Segment Start: Task inputs
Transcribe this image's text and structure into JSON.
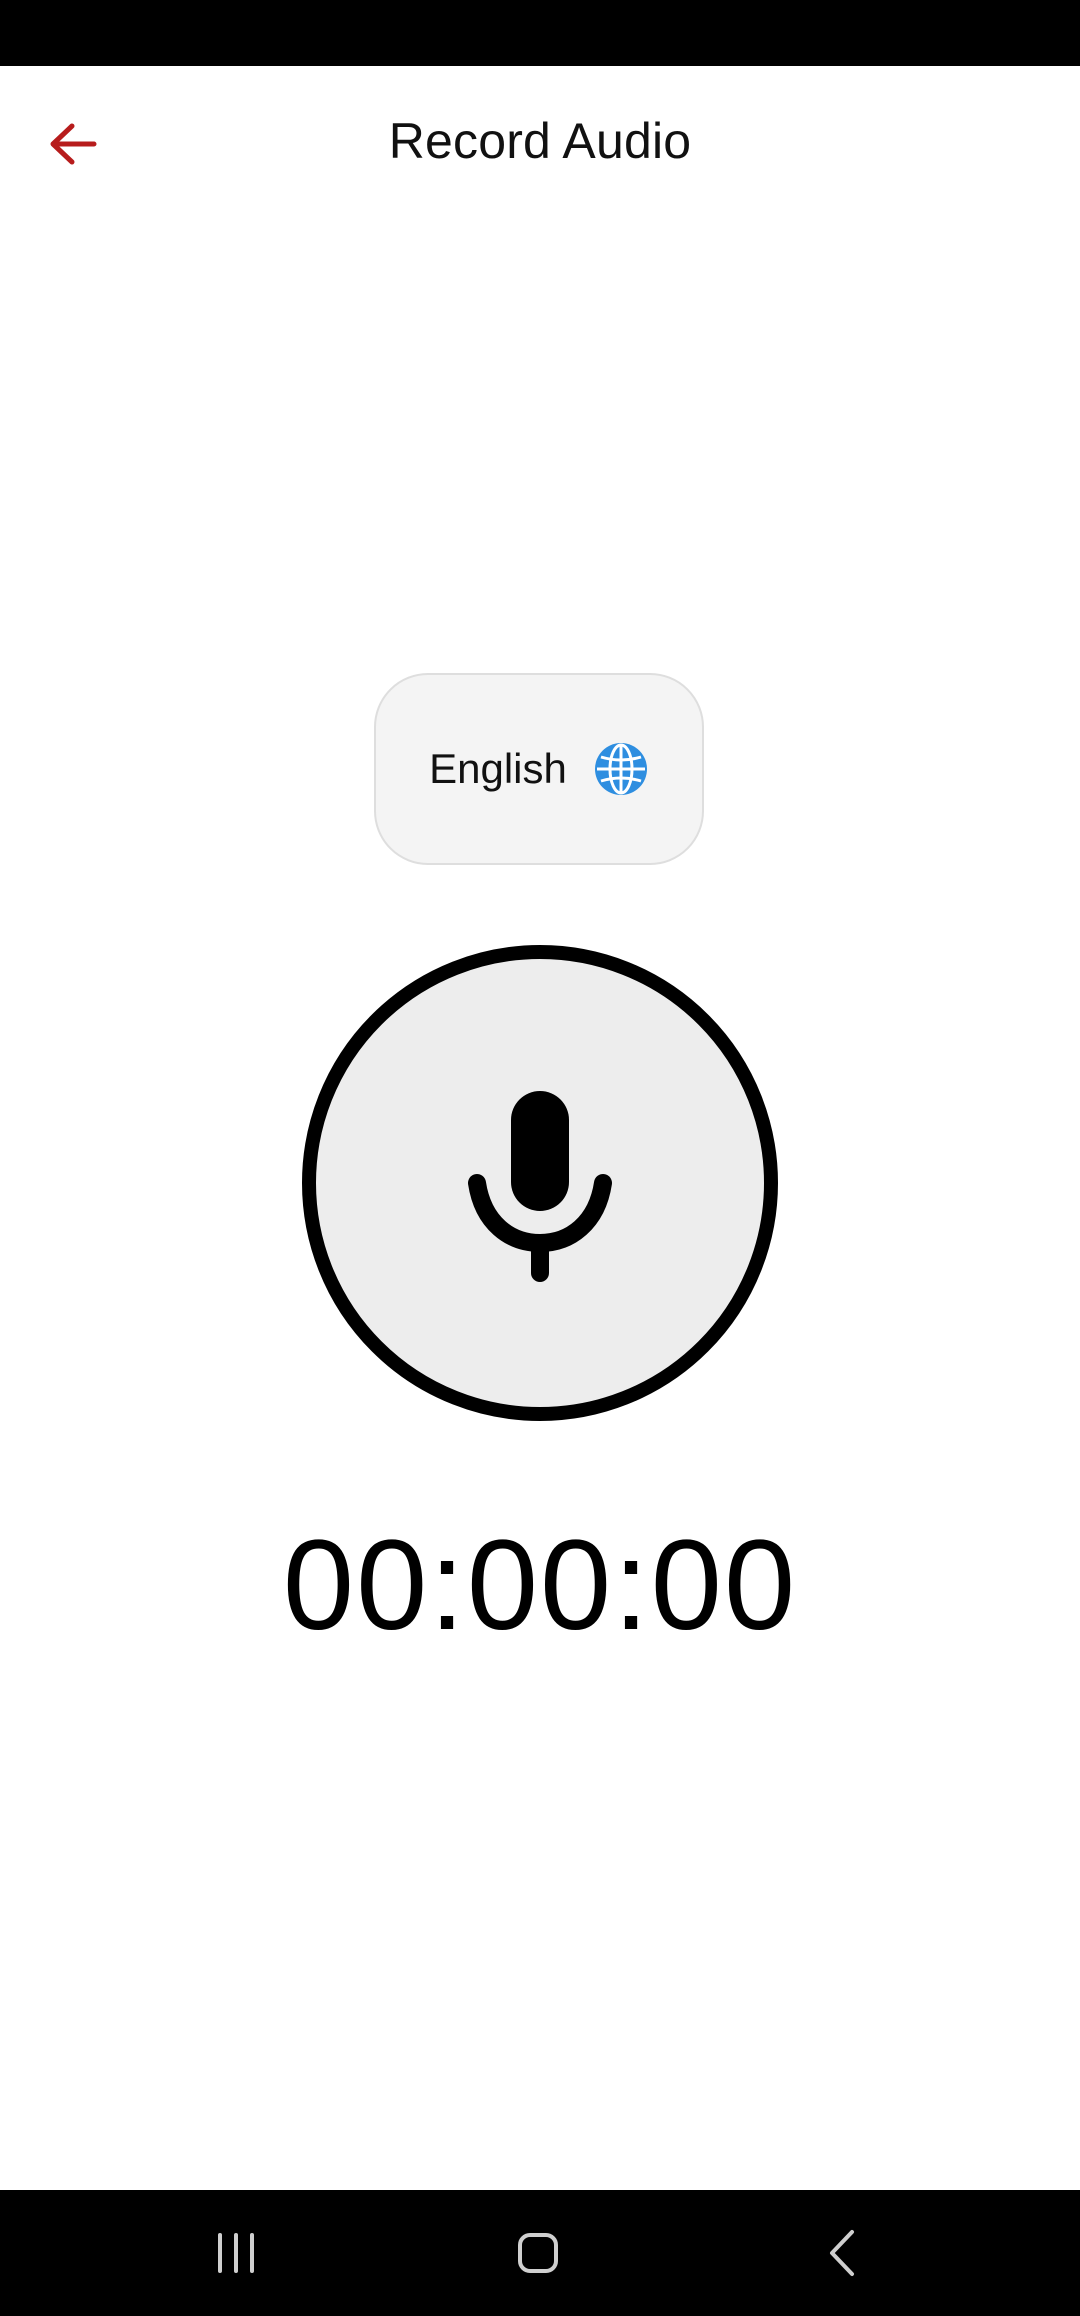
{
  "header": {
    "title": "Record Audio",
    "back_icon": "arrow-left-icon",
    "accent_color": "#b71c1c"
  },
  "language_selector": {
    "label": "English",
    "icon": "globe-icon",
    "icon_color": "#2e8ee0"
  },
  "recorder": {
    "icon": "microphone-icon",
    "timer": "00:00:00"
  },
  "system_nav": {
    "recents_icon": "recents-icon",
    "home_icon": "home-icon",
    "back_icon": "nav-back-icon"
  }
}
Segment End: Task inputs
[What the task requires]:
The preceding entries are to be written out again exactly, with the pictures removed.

[Answer box]:
Transcribe this image's text and structure into JSON.
{
  "header": {
    "title": "Record Audio",
    "back_icon": "arrow-left-icon",
    "accent_color": "#b71c1c"
  },
  "language_selector": {
    "label": "English",
    "icon": "globe-icon",
    "icon_color": "#2e8ee0"
  },
  "recorder": {
    "icon": "microphone-icon",
    "timer": "00:00:00"
  },
  "system_nav": {
    "recents_icon": "recents-icon",
    "home_icon": "home-icon",
    "back_icon": "nav-back-icon"
  }
}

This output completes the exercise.